We shall consider the ten year period. Sam J. Ray died in 1943—the date is not otherwise given. This suit was filed April 9, 1953. Defendants acquired possession shortly before that time. Plaintiff's evidence tends to show that she took possession in 1944 by renting the land to a tenant for that year. Defendants' evidence tends to show that they rented it to that tenant in 1944. This land was not a part of Sam J. Ray's homestead when he died. The widow therefore had no quarantine right under section 50, Title 34, Code of 1940. It had not been set aside to her in lieu of a homestead nor assigned to her as dower, nor devised to her by will nor granted to her by any other instrument. It was held in Robinson v. Allison, 124 Ala. 325, 27 So. 461, that under those circumstances she (the widow) was not in privity with her husband in such sort as to enable her to tack her claim of adverse possession to his possession after his death, and thereby extend the length of her adverse claim. 2 C.J.S., Adverse Possession, § 130(2) (a), p. 691. The widow is not an heir of her husband, and does not hold land under her quarantine by descent cast. White v. Williams, 260 Ala. 182 (16-18), 69 So.2d 847. The widow did not have any sort of possession for ten years after her husband's death, according to her version of the evidence, and cannot tack her possession to his. Therefore, the trial court was not in error in eliminating the ten-year statute from the consideration of the jury.

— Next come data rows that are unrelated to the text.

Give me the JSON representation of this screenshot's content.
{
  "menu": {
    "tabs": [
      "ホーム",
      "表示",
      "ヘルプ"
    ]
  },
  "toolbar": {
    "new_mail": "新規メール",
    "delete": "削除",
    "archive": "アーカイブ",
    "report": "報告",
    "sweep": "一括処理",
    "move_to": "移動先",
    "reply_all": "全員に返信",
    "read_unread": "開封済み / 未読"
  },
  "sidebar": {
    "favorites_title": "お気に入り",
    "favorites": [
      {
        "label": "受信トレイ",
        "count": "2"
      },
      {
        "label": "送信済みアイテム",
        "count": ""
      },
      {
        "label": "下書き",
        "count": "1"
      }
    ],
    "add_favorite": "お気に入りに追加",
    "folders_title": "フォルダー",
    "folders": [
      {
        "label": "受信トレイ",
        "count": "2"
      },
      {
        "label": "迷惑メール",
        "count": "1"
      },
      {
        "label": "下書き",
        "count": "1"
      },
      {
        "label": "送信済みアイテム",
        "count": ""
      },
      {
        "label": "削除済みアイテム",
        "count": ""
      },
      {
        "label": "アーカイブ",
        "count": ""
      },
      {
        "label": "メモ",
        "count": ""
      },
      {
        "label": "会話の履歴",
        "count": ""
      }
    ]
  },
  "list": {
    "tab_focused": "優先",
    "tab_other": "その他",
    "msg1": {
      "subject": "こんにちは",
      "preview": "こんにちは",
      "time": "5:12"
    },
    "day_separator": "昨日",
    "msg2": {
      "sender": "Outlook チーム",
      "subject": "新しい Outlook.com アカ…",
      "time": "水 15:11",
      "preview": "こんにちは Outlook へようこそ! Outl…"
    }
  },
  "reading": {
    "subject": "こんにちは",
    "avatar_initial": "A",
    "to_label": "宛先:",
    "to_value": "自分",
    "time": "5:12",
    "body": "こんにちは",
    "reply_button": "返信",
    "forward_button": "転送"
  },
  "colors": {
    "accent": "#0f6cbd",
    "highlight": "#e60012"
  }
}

With reference to the twenty-year period of prescription, the evidence shows the following facts. The land in dispute is "5 to 7 acres" on the east side of SE¼ of SE¼ of Section 19, Township 20, Range 4 West. It is not smoothly bounded, but the west line is very ragged. Sam J. Ray claimed, without controversy, the SW¼ of SW¼ of Section 20, Township 20, Range 4 West, which lies immediately
Plaintiff must recover on the strength of her own title, and the burden is upon her. Hancock v. Warren, 235 Ala. 180, 177 So. 907. She is not in position, as we have shown, to claim the title of her husband, if he had any (not being his homestead). That descended to his heirs, consisting of two sons and two daughters. For plaintiff to claim under his right, it is necessary that the area in question had been his homestead, or that it was set apart to her as dower, or that it was devised to her in his will or otherwise conveyed to her.
Plaintiff offered proof of a tax deed to said Ray in 1933 conveying the SW¼ of SW¼ of Section 20, supra, but not any of the SE¼ of SE¼ of Section 19, supra. The SW¼ of SW¼, of which the sale was made, was assessed to the father-in-law of Sam J. Ray, who was plaintiff's father.
The court disallowed that proof as well as proof of color of title to that forty in the mother of plaintiff by deed in 1912. The claim of appellant is that those instruments were admissible to show the date of possession by Sam J. Ray of the land in question, although it is not embraced in those deeds. There is no conflict in the evidence that Sam J. Ray's possession of the SW¼ of SW¼, supra, extended from 1926 and his ownership was proven and not denied. So that, if those deeds were admissible for the purpose indicated there was no prejudice in excluding them.
The affirmative charge was properly refused to plaintiff and the motion for a new trial properly overruled, unless some error otherwise occurred.
We have examined the assignments of error insisted on in brief and find no reversible error in any of them. They are in the main controlled by the principles here discussed. The judgment of the trial court should therefore be affirmed.
The foregoing opinion was prepared by FOSTER, Supernumerary Justice of this Court, while serving on it at the request of the Chief Justice under authority of Title 13, section 32, Code, and was adopted by the Court as its opinion.
All the Justices concur.
Application for rehearing overruled.
All the Justices concur.